A U2 show is something every rock fan needs to see. Even if you aren't a fan (and I think U2 haters just need to listen to Joshua Tree
and Achtung Baby
a couple times and get over themselves), the energy and sheer force of a U2 performance is impossible to ignore. And this particular tour is marking itself as a treat already for the band's most dedicated fans.

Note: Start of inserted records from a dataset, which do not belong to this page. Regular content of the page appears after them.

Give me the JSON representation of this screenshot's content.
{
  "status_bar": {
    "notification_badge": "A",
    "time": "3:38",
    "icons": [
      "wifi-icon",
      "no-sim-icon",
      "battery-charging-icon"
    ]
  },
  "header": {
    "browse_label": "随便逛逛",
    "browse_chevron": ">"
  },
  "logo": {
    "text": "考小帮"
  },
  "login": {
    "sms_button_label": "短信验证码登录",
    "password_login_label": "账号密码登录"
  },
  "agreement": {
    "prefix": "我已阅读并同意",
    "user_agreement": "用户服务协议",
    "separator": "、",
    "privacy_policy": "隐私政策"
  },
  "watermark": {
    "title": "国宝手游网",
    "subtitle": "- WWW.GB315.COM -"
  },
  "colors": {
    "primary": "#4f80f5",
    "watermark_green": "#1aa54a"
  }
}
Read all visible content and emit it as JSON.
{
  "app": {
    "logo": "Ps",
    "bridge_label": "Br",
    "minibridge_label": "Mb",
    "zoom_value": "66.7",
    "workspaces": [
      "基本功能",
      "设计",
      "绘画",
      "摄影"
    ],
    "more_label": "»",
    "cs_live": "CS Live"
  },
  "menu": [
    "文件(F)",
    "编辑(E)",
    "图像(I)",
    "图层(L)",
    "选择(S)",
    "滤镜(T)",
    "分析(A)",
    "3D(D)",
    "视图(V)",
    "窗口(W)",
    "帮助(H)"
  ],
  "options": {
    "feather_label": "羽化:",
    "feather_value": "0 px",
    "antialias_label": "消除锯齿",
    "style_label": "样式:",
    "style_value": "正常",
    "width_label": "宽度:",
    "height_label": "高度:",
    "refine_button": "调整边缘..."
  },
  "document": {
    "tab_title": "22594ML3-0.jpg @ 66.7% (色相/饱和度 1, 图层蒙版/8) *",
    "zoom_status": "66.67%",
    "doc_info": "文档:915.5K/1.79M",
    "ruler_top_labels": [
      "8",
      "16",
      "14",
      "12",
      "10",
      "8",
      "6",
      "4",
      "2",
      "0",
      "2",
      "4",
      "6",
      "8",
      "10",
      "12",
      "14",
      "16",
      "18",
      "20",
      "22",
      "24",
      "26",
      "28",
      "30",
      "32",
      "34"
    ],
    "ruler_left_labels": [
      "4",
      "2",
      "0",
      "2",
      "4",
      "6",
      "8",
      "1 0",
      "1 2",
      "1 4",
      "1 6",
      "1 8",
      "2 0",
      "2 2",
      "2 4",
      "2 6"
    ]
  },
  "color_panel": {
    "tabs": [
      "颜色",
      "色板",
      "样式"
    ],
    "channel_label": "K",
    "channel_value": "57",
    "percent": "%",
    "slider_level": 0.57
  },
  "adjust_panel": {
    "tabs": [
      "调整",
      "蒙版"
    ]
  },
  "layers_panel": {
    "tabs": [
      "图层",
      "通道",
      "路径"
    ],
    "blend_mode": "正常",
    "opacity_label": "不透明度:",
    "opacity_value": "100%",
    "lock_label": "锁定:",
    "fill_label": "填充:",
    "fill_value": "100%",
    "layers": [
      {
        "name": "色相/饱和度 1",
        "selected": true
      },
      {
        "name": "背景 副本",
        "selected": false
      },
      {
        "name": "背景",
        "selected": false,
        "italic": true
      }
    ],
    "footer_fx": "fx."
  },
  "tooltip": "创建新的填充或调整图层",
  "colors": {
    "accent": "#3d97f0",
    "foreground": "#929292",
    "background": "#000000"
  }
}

The Edge rocked out the piano so that he and Bono could perform "October" for the first time since the year I was born (1989). They brought a random fan to dance on stage for "Mysterious Ways" and she didn't miss a beat (and they even let her Meerkat the performance of their next track). You can decide to dislike Bono all you want, but I've been to more than my fair share of classic rock shows, and few of them have still had "it" they way that U2 does.
If I had a TARDIS and I could time-travel back to 16 year old Don who was suffering quietly on the schoolbus and he only had U2 and Zeppelin and the Beatles and Dylan and the Stones for comfort and told him that someday it would get to be his job to see these bands that shaped his entire childhood and his entire ideation of music live, he'd probably tell me to f*** off if the whole time traveling thing didn't convince past me that I was having some sort of mental break. But that life-long connection to U2 existed for everyone at the show. I ran into a photographer friend I met at Bonnaroo and she was with a guy who learned how to play drums by listening to Boy
. I was sitting next to two girls from Brazil who wanted to hear "Miss Sarajevo" more than anything in the world. And then there was me, whose pretense of the cool and distant rock critic went away the second the tom-tom drums in "Sunday Bloody Sunday" hit.